Edited by David Caplan, On Rhyme collects essays by leading scholars from America and the United Kingdom. Like its subject, the essays on rhyme range broadly. They consider an array of topics and employ a number of approaches. Surveying the field, the authors examine rhyme in various historical periods (including the Renaissance, Augustan, Romantic, Modern and Contemporary eras) and in different genres (including poetry and song). Several consider how particular artists (such as the poets Robert Creeley, Emily Dickinson, and Edmund Spenser, and the Somali-born hip-hop artist K’naan) utilize rhyme. Others analyze the shifting attitudes toward rhyme that characterize particular historical periods. Close readings extend insights from linguistics, philosophy, and literary criticism. A selection of poems adds to the interdisciplinary approach as poets offer their own perspectives on the technique.
Suggesting its main emphases, the book is divided into six sections: Rhyme in Modern and Contemporary American Poetry, Rhyme across Time Periods, Rhyme in Earlier Periods, Poetry Portfolio, Hip Hop and Rhyme, and Rhyme in Other Texts.
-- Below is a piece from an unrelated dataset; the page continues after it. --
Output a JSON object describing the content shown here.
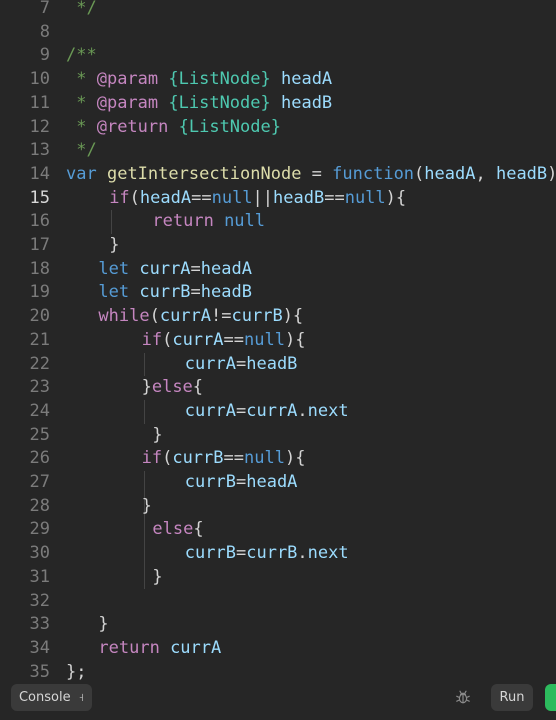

David Caplan is the Charles M. Weis Professor of English and Associate Director of Creative Writing at Ohio Wesleyan University. He is the author of four books of literary criticism and poetry, most recently, Rhyme’s Challenge: Hip Hop, Poetry, and Contemporary Rhyming Culture.